NELIGH — Continue to fight the good fight.
That’s the message landowners affected by the proposed Keystone XL project heard Wednesday evening from members of Bold Nebraska, NEAT (Nebraska Easement Action Team) and the Nebraska Farmers Union.
Updates were presented to about 50 area residents at a “pipeline fighter” meeting here as opponents worked to capitalize on a resolution passed by the Holt County Board of Supervisors in April that bars tar sands and crude oil pipelines in the county.
It remains unclear, however, if such a resolution actually can prevent a federal project — like the pipeline if it is approved — from moving forward.
At Wednesday’s meeting, pipeline foes suggested landowners along the proposed route meet with local planning and zoning commissions and county supervisors, urging passage of a similar resolution.
Holt County passed zoning regulations in 2011 regarding pipeline placement. The April resolution echoed concerns voiced by Holt County residents, said Jane Kleeb, executive director of Bold Nebraska.

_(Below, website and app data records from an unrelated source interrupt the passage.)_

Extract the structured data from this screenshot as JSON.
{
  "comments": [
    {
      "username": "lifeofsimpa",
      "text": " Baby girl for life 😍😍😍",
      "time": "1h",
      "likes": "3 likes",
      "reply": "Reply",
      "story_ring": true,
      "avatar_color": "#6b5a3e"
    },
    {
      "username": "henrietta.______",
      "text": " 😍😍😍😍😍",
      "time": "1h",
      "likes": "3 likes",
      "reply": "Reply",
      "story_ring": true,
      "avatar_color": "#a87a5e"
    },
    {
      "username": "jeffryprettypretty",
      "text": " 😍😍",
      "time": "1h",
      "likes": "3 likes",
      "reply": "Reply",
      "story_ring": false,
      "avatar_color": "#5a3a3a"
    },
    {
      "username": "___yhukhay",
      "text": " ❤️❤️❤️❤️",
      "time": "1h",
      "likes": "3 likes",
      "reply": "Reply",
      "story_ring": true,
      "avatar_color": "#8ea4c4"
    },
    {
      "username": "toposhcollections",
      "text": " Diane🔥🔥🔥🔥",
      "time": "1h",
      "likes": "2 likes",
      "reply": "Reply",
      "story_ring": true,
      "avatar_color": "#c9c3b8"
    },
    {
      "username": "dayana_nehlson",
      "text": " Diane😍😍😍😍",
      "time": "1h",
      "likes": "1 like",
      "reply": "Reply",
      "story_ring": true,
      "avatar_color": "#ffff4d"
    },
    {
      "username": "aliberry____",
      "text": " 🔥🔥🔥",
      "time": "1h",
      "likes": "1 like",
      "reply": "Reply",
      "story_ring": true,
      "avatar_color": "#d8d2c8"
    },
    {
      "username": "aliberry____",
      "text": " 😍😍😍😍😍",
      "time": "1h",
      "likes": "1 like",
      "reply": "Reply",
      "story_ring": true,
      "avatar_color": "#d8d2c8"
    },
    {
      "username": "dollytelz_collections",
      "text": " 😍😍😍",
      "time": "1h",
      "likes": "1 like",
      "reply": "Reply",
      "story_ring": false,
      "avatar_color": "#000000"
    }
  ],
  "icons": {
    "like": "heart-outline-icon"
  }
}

“It was a citizen-led effort,” Kleeb said.
Jeanne Crumly of Page said educating Holt County residents was instrumental to the resolution being brought to the table.
“It took about two months to raise awareness among citizens,” Crumly said. “Then, over 170 people showed up for the zoning meeting.“
Residents in other counties took notice.
Kleeb said York County landowners have asked their elected officials to review zoning laws.
“Now, York County is rewriting a comprehensive zoning plan and a series of public hearings are taking place,” Kleeb said.
She said the legal precedent for zoning regulations was established in a 2010 Congressional Research Service (CRS) report. The CRS reported that state governments, not the federal government, are responsible for laws regarding pipeline siting, and county governments may add additional regulations.
“The findings are clear,” Kleeb said. “Counties can add regulations or TransCanada (the company seeking to build and operate the pipeline) wouldn’t be as upset as they are.”
It is unclear when the U.S. State Department — which has authority to determine whether TransCanada’s application for a construction permit will be approved — will release the final Environmental Impact Study (EIS).
Kleeb said that, originally, a final study was to be issued in late June or early July, but several factors have slowed the process.
In May, the EPA criticized the State Department study, urging a closer look at the effects of potential spills, in addition to greenhouse gas emissions rates.
The State Department also is conducting an internal investigation about a contractor hired to conduct the EIS due to a possible conflict of interest with TransCanada.
If the final EIS is released in the fall, a national interest determination study will follow, including another comment period.
Kleeb said she believes three concerns still need to be addressed before a final decision is reached: the proposed route crosses the Sandhills, no risk analysis to the aquifer or rivers along the route was conducted, and an economic risk analysis was not included.
Neligh resident Don Meadows expressed disappointment with the drawn-out process.
“We give public information and input, but we never receive information back,” Meadows said.
From a citizen’s perspective, it’s frustrating, Kleeb agreed.
“We ask and get nothing,” she said. “It’s like radio silence.”
Until a potential final study is released this fall, Kleeb said Nebraskans will have the opportunity to build a clean energy future.
This summer, Bold Nebraska, the Sierra Club, 350.org, and Nebraska Farmers Union will kick off a “Build Our Energy” project implementing wind and solar energy.
Kleeb said two barn structures will be built along the route — one in the Sandhills; one near York and Polk Counties — utilizing solar panels and a wind turbine and intended as community gathering spots.
“We need our own power and it needs to be a diversified energy portfolio,” Kleeb said.
In the last three months, Kleeb said, she has seen a shift in perspective about approving the project. She said the amount of underground oil in Montana and North Dakota is a factor. The recent spill in Mayflower, Ark., also has drawn attention.
And, landowner resistance is making an impact with lawmakers.
“We would not be in this fight with TransCanada on the national level without landowner support,” Kleeb said.